“(Mitigation aims to) try to decrease the density ” and a lot of it is forest health; lodgepole pines are sick and standing dead,” she said, adding that the projects aim to help regenerate the forests.

About five projects comprising 70 acres are eligible for the wildfire council grants because they help protect homes and utilities, and tend to be on steeper slopes ” requiring special equipment, according to town documents.

The other five projects comprising about 7 acres aren’t considered grant-eligible.

The town has also set aside $150,000 from the general fund for treatment of properties including public works, Valley Brook Cemetery, Carter Park, the golf course and Breckenridge Outdoor Education Center.

“We want to create buffers and to maintain the character of these different properties,” town planner Jenn Cram said.

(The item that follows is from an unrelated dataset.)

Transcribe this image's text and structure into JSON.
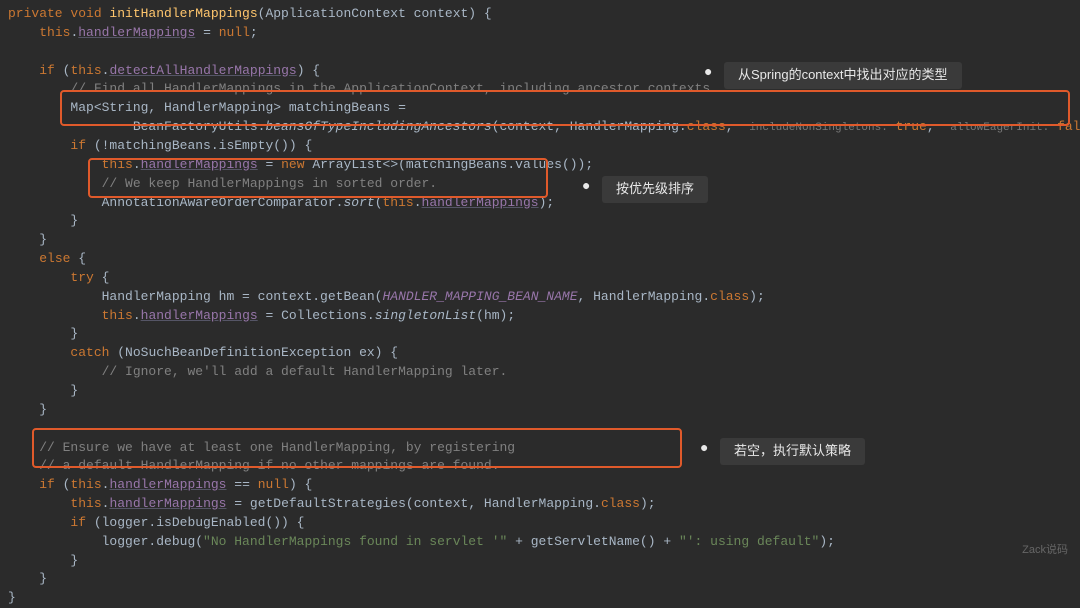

Town properties have been treated since 2004, when the pine-beetle epidemic got going. Cram said the emphasis will be on removing dead and diseased trees and “very careful spraying.”